import DataSupplier from './data-supplier';
import View from './view';
import Loading from './loading';

export default ({children}) => {
  return <DataSupplier>
    {
      (results, loading, refetch) => {
        return loading ? <Loading /> : 
        children(results, refetch)
      }
    }
  </DataSupplier>
}

Composability

Be it HOC or render prop, it is best that one component abstracts one atomic functionality. This promoted reusability. It is common that some use-cases may want more than one functional behaviours sent to them.

Say, we need two separate data suppliers to send different data to our View component.

HOC [I dont know how this would work]

// index.js

import React from 'react';
import withDataSupplier from './data-supplier';
import View from './view';

const url1 = 'https://my-api1';
const url2 = 'https://my-api2';

const DataSupplier1 = withDataSupplier(View, url1);
const DataSupplier2 = withDataSupplier(DataSupplier, url2);

export default () => {
  return <DataSupplier2 />
}

We would also need to modify the DataSupplier HOC to receive random props and send them across to its children somehow. But it cannot namespace effectively and hardcoding that will make it harder to scale this pattern.

Render Props

// index.js

import React from 'react';
import DataSupplier from './data-supplier';
import View from './view';

const url1 = 'https://my-api1';
const url2 = 'https://my-api2';

export default () => {
  return <DataSupplier url={url1}>
  {(results: firstResult, refetch: firstRefetch ) => {
    return <DataSupplier url={url2}>
      {
        (results, refetch: secondRefetch) => {
          return <View results={...results, ...firstResult} 
             refetch={() => {firstRefetch();secondRefetch()}} />
        }
      }
    </DataSupplier>
  }}
  </DataSupplier>
}

We did not even have to change the View component or the DataSupplier to support this use case. All the wiring up for this was done by the Consumer component, which I thought was pretty convenient.

Conclusion

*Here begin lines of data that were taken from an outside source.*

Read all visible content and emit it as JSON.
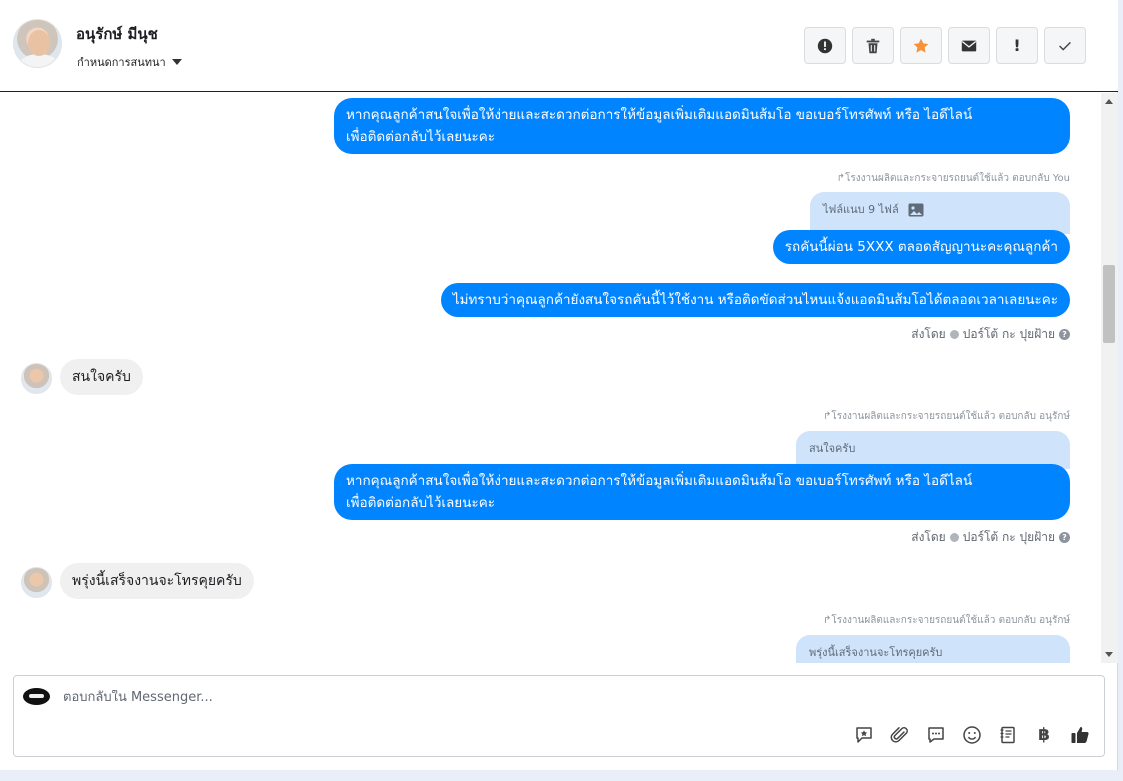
{
  "header": {
    "contact_name": "อนุรักษ์ มีนุช",
    "assign_label": "กำหนดการสนทนา"
  },
  "toolbar": [
    {
      "icon": "alert-circle-icon"
    },
    {
      "icon": "trash-icon"
    },
    {
      "icon": "star-icon",
      "color": "#f7923a"
    },
    {
      "icon": "mail-icon"
    },
    {
      "icon": "exclamation-icon",
      "label": "!"
    },
    {
      "icon": "check-icon"
    }
  ],
  "messages": {
    "m1": "หากคุณลูกค้าสนใจเพื่อให้ง่ายและสะดวกต่อการให้ข้อมูลเพิ่มเติมแอดมินส้มโอ ขอเบอร์โทรศัพท์ หรือ ไอดีไลน์\nเพื่อติดต่อกลับไว้เลยนะคะ",
    "meta1": "โรงงานผลิตและกระจายรถยนต์ใช้แล้ว ตอบกลับ You",
    "quote1": "ไฟล์แนบ 9 ไฟล์",
    "m2": "รถคันนี้ผ่อน 5XXX ตลอดสัญญานะคะคุณลูกค้า",
    "m3": "ไม่ทราบว่าคุณลูกค้ายังสนใจรถคันนี้ไว้ใช้งาน หรือติดขัดส่วนไหนแจ้งแอดมินส้มโอได้ตลอดเวลาเลยนะคะ",
    "sent_by_label": "ส่งโดย",
    "sent_by_name": "ปอร์โต้ กะ ปุยฝ้าย",
    "in1": "สนใจครับ",
    "meta2": "โรงงานผลิตและกระจายรถยนต์ใช้แล้ว ตอบกลับ อนุรักษ์",
    "quote2": "สนใจครับ",
    "m4": "หากคุณลูกค้าสนใจเพื่อให้ง่ายและสะดวกต่อการให้ข้อมูลเพิ่มเติมแอดมินส้มโอ ขอเบอร์โทรศัพท์ หรือ ไอดีไลน์\nเพื่อติดต่อกลับไว้เลยนะคะ",
    "in2": "พรุ่งนี้เสร็จงานจะโทรคุยครับ",
    "meta3": "โรงงานผลิตและกระจายรถยนต์ใช้แล้ว ตอบกลับ อนุรักษ์",
    "quote3": "พรุ่งนี้เสร็จงานจะโทรคุยครับ"
  },
  "composer": {
    "placeholder": "ตอบกลับใน Messenger...",
    "currency_symbol": "฿"
  },
  "colors": {
    "bubble_out": "#0084ff",
    "bubble_in": "#f0f0f0",
    "quote": "#cfe3fb",
    "star": "#f7923a"
  }
}
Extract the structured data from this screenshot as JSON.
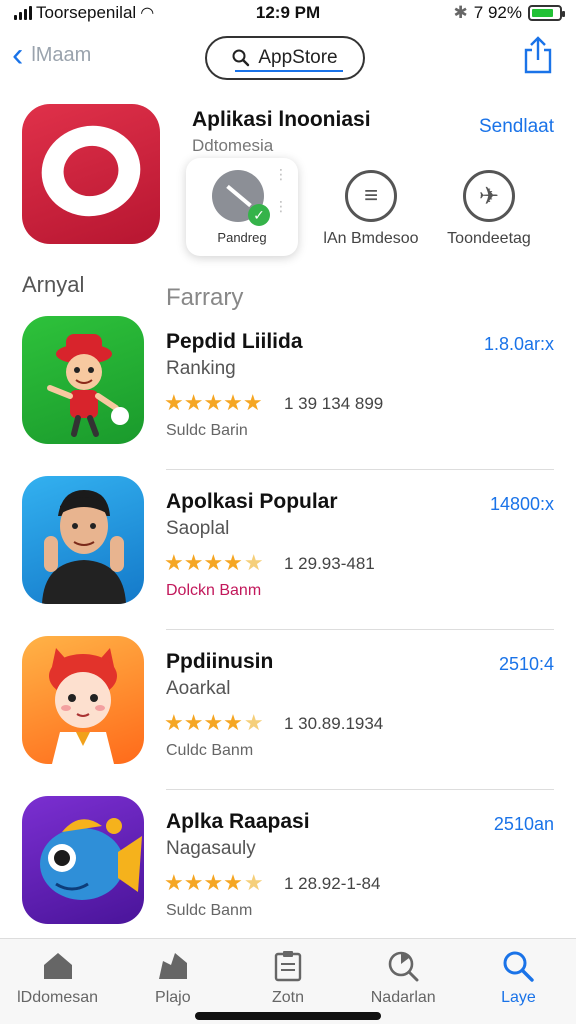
{
  "status_bar": {
    "carrier": "Toorsepenilal",
    "time": "12:9 PM",
    "battery_percent": "7 92%",
    "battery_level": 0.8
  },
  "nav": {
    "back_label": "lMaam",
    "search_label": "AppStore"
  },
  "featured": {
    "title": "Aplikasi lnooniasi",
    "subtitle": "Ddtomesia",
    "link": "Sendlaat",
    "quick": [
      {
        "label": "Pandreg",
        "icon": "tools-icon"
      },
      {
        "label": "lAn Bmdesoo",
        "icon": "list-icon"
      },
      {
        "label": "Toondeetag",
        "icon": "airplane-icon"
      }
    ]
  },
  "sections": {
    "left": "Arnyal",
    "right": "Farrary"
  },
  "apps": [
    {
      "name": "Pepdid Liilida",
      "category": "Ranking",
      "rating": 5,
      "count": "1 39 134 899",
      "developer": "Suldc Barin",
      "price": "1.8.0ar:x",
      "icon": "cartoon-boy-red-hat-icon",
      "colors": [
        "#2ec23b",
        "#1a9a2c"
      ]
    },
    {
      "name": "Apolkasi Popular",
      "category": "Saoplal",
      "rating": 4.5,
      "count": "1 29.93-481",
      "developer": "Dolckn Banm",
      "price": "14800:x",
      "icon": "man-avatar-icon",
      "colors": [
        "#33b1f0",
        "#1479c9"
      ]
    },
    {
      "name": "Ppdiinusin",
      "category": "Aoarkal",
      "rating": 4.5,
      "count": "1 30.89.1934",
      "developer": "Culdc Banm",
      "price": "2510:4",
      "icon": "cat-girl-icon",
      "colors": [
        "#ffb347",
        "#ff6a1a"
      ]
    },
    {
      "name": "Aplka Raapasi",
      "category": "Nagasauly",
      "rating": 4.5,
      "count": "1 28.92-1-84",
      "developer": "Suldc Banm",
      "price": "2510an",
      "icon": "fish-icon",
      "colors": [
        "#7b2fd1",
        "#4a149a"
      ]
    }
  ],
  "tabs": [
    {
      "label": "lDdomesan",
      "icon": "home-icon",
      "active": false
    },
    {
      "label": "Plajo",
      "icon": "games-icon",
      "active": false
    },
    {
      "label": "Zotn",
      "icon": "clipboard-icon",
      "active": false
    },
    {
      "label": "Nadarlan",
      "icon": "radar-icon",
      "active": false
    },
    {
      "label": "Laye",
      "icon": "search-icon",
      "active": true
    }
  ]
}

I’ve been mulling over the benefits of the render prop pattern for sometime now since we have started using them at work. The flexibility and openness of the pattern are what I have discovered as clear benefits for now. Are there any other use cases where using render prop pattern has unlocked features which are radically new?